[Exercise aim]: Could you find every line in the records below that contains the word "currency" and copy it?

[Component data from apps and pages]
━━━
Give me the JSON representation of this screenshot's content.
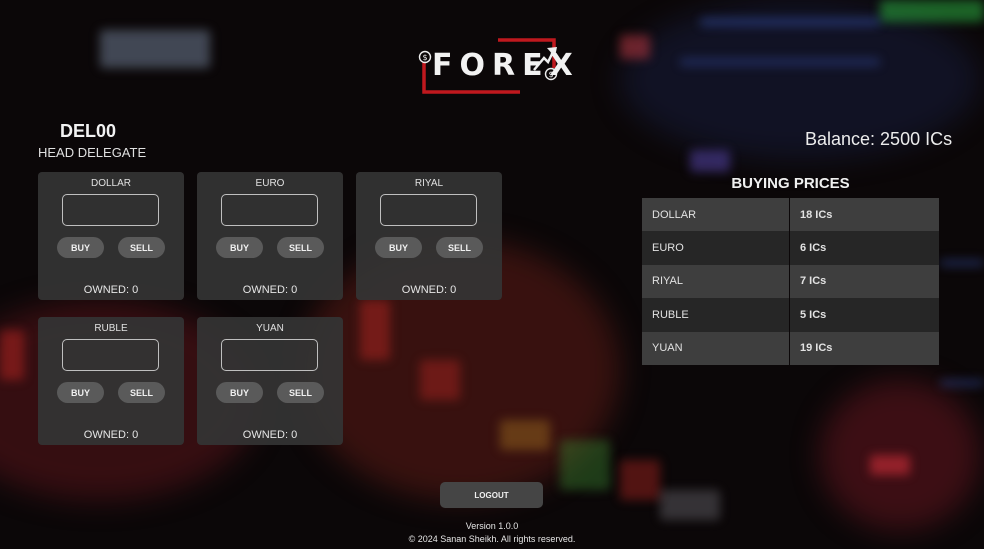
{
  "logo": {
    "text": "FOREX"
  },
  "user": {
    "name": "DEL00",
    "role": "HEAD DELEGATE"
  },
  "balance": "Balance: 2500 ICs",
  "currencies": [
    {
      "name": "DOLLAR",
      "owned": "OWNED: 0"
    },
    {
      "name": "EURO",
      "owned": "OWNED: 0"
    },
    {
      "name": "RIYAL",
      "owned": "OWNED: 0"
    },
    {
      "name": "RUBLE",
      "owned": "OWNED: 0"
    },
    {
      "name": "YUAN",
      "owned": "OWNED: 0"
    }
  ],
  "buttons": {
    "buy": "BUY",
    "sell": "SELL",
    "logout": "LOGOUT"
  },
  "prices": {
    "title": "BUYING PRICES",
    "rows": [
      {
        "currency": "DOLLAR",
        "price": "18 ICs"
      },
      {
        "currency": "EURO",
        "price": "6 ICs"
      },
      {
        "currency": "RIYAL",
        "price": "7 ICs"
      },
      {
        "currency": "RUBLE",
        "price": "5 ICs"
      },
      {
        "currency": "YUAN",
        "price": "19 ICs"
      }
    ]
  },
  "footer": {
    "version": "Version 1.0.0",
    "copyright": "© 2024 Sanan Sheikh. All rights reserved."
  },
  "colors": {
    "background": "#0b0708",
    "card": "#343434",
    "accent_red": "#c0181e",
    "button": "#5a5a5a"
  }
}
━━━
[Problem solution]:
        "currency": "DOLLAR",
        "currency": "EURO",
        "currency": "RIYAL",
        "currency": "RUBLE",
        "currency": "YUAN",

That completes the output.